---- INPUT RECORDS

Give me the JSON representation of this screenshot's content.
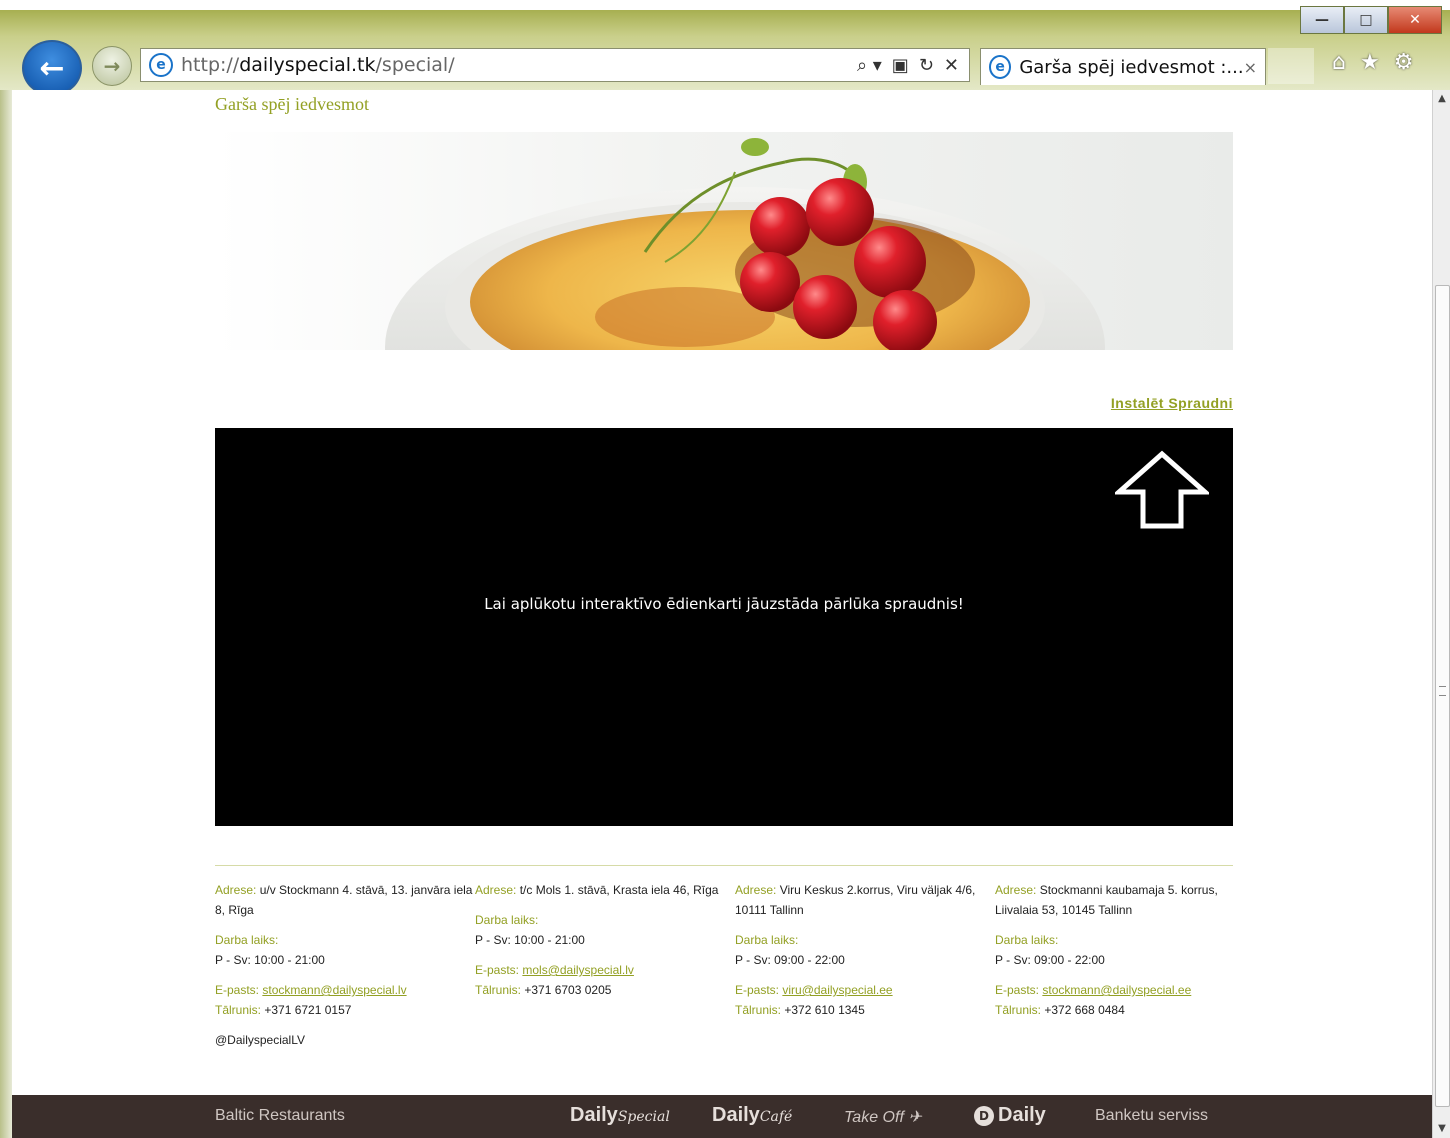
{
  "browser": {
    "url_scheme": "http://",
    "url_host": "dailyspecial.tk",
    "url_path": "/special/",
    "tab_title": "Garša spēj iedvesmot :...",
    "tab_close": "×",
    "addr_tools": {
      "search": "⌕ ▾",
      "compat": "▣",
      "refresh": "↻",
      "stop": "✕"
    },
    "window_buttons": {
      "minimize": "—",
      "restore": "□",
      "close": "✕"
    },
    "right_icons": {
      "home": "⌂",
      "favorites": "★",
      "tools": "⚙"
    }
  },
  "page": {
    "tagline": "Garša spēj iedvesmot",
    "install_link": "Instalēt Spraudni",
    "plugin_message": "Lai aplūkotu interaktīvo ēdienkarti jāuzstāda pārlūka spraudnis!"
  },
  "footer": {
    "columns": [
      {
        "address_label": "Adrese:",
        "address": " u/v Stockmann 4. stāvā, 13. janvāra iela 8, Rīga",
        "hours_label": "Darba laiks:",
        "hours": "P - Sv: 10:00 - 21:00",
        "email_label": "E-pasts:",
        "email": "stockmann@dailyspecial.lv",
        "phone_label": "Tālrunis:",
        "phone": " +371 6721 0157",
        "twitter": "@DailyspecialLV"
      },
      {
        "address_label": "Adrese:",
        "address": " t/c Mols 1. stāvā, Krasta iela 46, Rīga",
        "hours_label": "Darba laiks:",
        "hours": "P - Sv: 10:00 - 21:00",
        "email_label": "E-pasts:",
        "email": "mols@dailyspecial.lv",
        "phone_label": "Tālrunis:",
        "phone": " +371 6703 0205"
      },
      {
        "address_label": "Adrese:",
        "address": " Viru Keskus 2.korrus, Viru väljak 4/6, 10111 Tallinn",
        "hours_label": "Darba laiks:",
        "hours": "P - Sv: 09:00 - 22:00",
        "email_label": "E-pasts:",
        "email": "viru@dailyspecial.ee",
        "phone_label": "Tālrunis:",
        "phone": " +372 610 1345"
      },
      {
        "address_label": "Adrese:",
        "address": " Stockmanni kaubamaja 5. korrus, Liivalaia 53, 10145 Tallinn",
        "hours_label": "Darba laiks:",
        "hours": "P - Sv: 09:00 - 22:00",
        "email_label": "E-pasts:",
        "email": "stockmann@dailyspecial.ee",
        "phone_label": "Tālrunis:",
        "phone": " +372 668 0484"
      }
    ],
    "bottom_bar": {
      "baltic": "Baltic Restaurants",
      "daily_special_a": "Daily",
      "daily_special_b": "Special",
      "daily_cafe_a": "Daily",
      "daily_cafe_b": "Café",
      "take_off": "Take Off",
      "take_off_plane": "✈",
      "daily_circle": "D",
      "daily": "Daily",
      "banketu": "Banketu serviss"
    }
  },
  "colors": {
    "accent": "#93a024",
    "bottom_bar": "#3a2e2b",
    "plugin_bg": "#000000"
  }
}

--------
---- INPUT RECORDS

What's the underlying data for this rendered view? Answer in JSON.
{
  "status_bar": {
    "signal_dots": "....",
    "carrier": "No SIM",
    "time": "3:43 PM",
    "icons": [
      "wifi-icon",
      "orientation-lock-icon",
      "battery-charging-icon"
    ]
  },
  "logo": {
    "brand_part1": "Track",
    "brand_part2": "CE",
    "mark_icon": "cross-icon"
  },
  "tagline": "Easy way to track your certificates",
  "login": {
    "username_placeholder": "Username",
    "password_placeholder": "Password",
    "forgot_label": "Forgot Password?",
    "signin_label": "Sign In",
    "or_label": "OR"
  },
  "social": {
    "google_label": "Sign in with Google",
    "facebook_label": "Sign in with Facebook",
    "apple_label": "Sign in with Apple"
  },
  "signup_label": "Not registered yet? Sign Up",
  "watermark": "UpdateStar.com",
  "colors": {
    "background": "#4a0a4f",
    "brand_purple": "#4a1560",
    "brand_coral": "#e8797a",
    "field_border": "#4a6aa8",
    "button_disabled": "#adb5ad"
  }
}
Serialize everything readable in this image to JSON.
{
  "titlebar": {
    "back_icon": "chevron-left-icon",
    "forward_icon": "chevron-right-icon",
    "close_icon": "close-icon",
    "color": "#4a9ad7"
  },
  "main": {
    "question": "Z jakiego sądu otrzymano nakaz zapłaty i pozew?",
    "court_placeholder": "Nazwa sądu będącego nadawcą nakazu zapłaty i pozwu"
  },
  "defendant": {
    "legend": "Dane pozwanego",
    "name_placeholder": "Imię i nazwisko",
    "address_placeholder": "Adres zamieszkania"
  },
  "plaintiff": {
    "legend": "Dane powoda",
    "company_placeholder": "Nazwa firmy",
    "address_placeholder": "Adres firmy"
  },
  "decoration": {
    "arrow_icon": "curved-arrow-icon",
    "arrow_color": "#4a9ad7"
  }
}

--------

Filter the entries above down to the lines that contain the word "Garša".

● **SOLUTION FOR THIS TASK**
    "tab_title": "Garša spēj iedvesmot :...",
    "tagline": "Garša spēj iedvesmot",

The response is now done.